— SOURCE MATERIAL —
__________
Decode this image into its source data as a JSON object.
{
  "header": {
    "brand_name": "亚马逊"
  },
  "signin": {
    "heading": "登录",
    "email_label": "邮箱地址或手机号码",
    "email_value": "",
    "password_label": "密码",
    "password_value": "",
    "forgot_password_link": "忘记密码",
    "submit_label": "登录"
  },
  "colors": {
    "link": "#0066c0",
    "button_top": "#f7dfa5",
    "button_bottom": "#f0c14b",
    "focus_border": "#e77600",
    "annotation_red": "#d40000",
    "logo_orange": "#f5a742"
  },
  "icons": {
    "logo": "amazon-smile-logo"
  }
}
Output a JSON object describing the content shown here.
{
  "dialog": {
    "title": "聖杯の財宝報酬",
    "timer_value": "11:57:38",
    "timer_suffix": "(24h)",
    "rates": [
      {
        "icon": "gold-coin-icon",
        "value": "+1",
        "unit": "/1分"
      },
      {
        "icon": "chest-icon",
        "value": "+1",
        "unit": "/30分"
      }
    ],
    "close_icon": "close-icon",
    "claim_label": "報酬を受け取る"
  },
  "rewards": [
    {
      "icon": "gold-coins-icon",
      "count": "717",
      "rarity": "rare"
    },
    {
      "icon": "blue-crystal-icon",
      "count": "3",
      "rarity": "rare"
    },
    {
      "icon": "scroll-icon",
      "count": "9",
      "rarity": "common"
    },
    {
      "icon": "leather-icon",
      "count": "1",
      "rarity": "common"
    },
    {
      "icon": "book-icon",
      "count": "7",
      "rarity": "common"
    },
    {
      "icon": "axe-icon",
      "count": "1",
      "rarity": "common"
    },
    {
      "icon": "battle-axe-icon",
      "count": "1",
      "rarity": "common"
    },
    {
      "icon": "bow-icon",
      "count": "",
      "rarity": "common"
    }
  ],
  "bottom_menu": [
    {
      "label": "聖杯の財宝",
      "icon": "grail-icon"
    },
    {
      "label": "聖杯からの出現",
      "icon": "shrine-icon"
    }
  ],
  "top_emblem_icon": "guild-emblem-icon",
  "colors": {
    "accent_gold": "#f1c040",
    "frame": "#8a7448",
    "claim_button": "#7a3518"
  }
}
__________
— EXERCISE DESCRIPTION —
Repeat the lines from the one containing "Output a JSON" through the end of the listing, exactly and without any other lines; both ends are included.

— RESULT OF THIS TASK —
Output a JSON object describing the content shown here.
{
  "dialog": {
    "title": "聖杯の財宝報酬",
    "timer_value": "11:57:38",
    "timer_suffix": "(24h)",
    "rates": [
      {
        "icon": "gold-coin-icon",
        "value": "+1",
        "unit": "/1分"
      },
      {
        "icon": "chest-icon",
        "value": "+1",
        "unit": "/30分"
      }
    ],
    "close_icon": "close-icon",
    "claim_label": "報酬を受け取る"
  },
  "rewards": [
    {
      "icon": "gold-coins-icon",
      "count": "717",
      "rarity": "rare"
    },
    {
      "icon": "blue-crystal-icon",
      "count": "3",
      "rarity": "rare"
    },
    {
      "icon": "scroll-icon",
      "count": "9",
      "rarity": "common"
    },
    {
      "icon": "leather-icon",
      "count": "1",
      "rarity": "common"
    },
    {
      "icon": "book-icon",
      "count": "7",
      "rarity": "common"
    },
    {
      "icon": "axe-icon",
      "count": "1",
      "rarity": "common"
    },
    {
      "icon": "battle-axe-icon",
      "count": "1",
      "rarity": "common"
    },
    {
      "icon": "bow-icon",
      "count": "",
      "rarity": "common"
    }
  ],
  "bottom_menu": [
    {
      "label": "聖杯の財宝",
      "icon": "grail-icon"
    },
    {
      "label": "聖杯からの出現",
      "icon": "shrine-icon"
    }
  ],
  "top_emblem_icon": "guild-emblem-icon",
  "colors": {
    "accent_gold": "#f1c040",
    "frame": "#8a7448",
    "claim_button": "#7a3518"
  }
}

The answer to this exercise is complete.